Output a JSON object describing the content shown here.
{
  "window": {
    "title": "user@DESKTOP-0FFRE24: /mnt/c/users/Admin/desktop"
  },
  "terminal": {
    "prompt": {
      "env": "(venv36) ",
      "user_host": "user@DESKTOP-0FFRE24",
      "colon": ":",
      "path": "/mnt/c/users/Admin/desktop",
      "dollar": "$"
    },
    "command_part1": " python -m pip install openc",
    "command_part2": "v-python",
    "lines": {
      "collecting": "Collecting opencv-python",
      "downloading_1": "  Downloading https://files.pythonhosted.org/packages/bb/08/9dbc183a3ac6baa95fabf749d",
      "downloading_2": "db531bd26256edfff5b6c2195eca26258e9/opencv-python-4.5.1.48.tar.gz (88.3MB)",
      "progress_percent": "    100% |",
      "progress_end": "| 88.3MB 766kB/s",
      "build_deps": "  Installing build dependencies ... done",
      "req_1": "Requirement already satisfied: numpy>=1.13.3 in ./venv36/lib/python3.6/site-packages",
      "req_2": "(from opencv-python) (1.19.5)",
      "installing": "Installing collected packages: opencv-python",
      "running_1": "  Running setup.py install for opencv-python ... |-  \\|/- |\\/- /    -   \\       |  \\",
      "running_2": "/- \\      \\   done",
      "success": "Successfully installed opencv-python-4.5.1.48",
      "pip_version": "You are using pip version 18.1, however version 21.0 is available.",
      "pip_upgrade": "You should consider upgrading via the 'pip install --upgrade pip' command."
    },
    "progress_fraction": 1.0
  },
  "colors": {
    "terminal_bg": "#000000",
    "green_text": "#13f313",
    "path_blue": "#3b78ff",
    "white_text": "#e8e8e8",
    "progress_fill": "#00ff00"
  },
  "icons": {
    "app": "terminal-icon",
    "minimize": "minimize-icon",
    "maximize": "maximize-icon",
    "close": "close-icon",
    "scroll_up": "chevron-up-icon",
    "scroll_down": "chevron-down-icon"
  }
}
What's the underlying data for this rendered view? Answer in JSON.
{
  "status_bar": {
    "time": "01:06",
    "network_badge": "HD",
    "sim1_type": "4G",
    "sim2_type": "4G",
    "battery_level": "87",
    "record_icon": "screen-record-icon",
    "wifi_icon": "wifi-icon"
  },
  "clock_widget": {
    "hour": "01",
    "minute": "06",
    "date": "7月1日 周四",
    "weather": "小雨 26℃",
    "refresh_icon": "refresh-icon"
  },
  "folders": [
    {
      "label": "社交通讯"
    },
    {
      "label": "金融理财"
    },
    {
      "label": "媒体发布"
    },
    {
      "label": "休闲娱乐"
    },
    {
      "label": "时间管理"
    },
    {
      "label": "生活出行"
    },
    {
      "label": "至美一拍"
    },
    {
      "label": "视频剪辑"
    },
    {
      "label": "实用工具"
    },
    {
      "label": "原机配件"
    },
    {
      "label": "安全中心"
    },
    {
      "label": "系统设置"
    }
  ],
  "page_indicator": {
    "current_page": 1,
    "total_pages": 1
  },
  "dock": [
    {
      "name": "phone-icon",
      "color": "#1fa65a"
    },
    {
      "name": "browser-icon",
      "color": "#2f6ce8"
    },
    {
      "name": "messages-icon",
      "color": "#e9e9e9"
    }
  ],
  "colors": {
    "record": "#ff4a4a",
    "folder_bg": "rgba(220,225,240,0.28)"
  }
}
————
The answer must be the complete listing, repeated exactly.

▶ **Solution to the exercise**:
Output a JSON object describing the content shown here.
{
  "window": {
    "title": "user@DESKTOP-0FFRE24: /mnt/c/users/Admin/desktop"
  },
  "terminal": {
    "prompt": {
      "env": "(venv36) ",
      "user_host": "user@DESKTOP-0FFRE24",
      "colon": ":",
      "path": "/mnt/c/users/Admin/desktop",
      "dollar": "$"
    },
    "command_part1": " python -m pip install openc",
    "command_part2": "v-python",
    "lines": {
      "collecting": "Collecting opencv-python",
      "downloading_1": "  Downloading https://files.pythonhosted.org/packages/bb/08/9dbc183a3ac6baa95fabf749d",
      "downloading_2": "db531bd26256edfff5b6c2195eca26258e9/opencv-python-4.5.1.48.tar.gz (88.3MB)",
      "progress_percent": "    100% |",
      "progress_end": "| 88.3MB 766kB/s",
      "build_deps": "  Installing build dependencies ... done",
      "req_1": "Requirement already satisfied: numpy>=1.13.3 in ./venv36/lib/python3.6/site-packages",
      "req_2": "(from opencv-python) (1.19.5)",
      "installing": "Installing collected packages: opencv-python",
      "running_1": "  Running setup.py install for opencv-python ... |-  \\|/- |\\/- /    -   \\       |  \\",
      "running_2": "/- \\      \\   done",
      "success": "Successfully installed opencv-python-4.5.1.48",
      "pip_version": "You are using pip version 18.1, however version 21.0 is available.",
      "pip_upgrade": "You should consider upgrading via the 'pip install --upgrade pip' command."
    },
    "progress_fraction": 1.0
  },
  "colors": {
    "terminal_bg": "#000000",
    "green_text": "#13f313",
    "path_blue": "#3b78ff",
    "white_text": "#e8e8e8",
    "progress_fill": "#00ff00"
  },
  "icons": {
    "app": "terminal-icon",
    "minimize": "minimize-icon",
    "maximize": "maximize-icon",
    "close": "close-icon",
    "scroll_up": "chevron-up-icon",
    "scroll_down": "chevron-down-icon"
  }
}
What's the underlying data for this rendered view? Answer in JSON.
{
  "status_bar": {
    "time": "01:06",
    "network_badge": "HD",
    "sim1_type": "4G",
    "sim2_type": "4G",
    "battery_level": "87",
    "record_icon": "screen-record-icon",
    "wifi_icon": "wifi-icon"
  },
  "clock_widget": {
    "hour": "01",
    "minute": "06",
    "date": "7月1日 周四",
    "weather": "小雨 26℃",
    "refresh_icon": "refresh-icon"
  },
  "folders": [
    {
      "label": "社交通讯"
    },
    {
      "label": "金融理财"
    },
    {
      "label": "媒体发布"
    },
    {
      "label": "休闲娱乐"
    },
    {
      "label": "时间管理"
    },
    {
      "label": "生活出行"
    },
    {
      "label": "至美一拍"
    },
    {
      "label": "视频剪辑"
    },
    {
      "label": "实用工具"
    },
    {
      "label": "原机配件"
    },
    {
      "label": "安全中心"
    },
    {
      "label": "系统设置"
    }
  ],
  "page_indicator": {
    "current_page": 1,
    "total_pages": 1
  },
  "dock": [
    {
      "name": "phone-icon",
      "color": "#1fa65a"
    },
    {
      "name": "browser-icon",
      "color": "#2f6ce8"
    },
    {
      "name": "messages-icon",
      "color": "#e9e9e9"
    }
  ],
  "colors": {
    "record": "#ff4a4a",
    "folder_bg": "rgba(220,225,240,0.28)"
  }
}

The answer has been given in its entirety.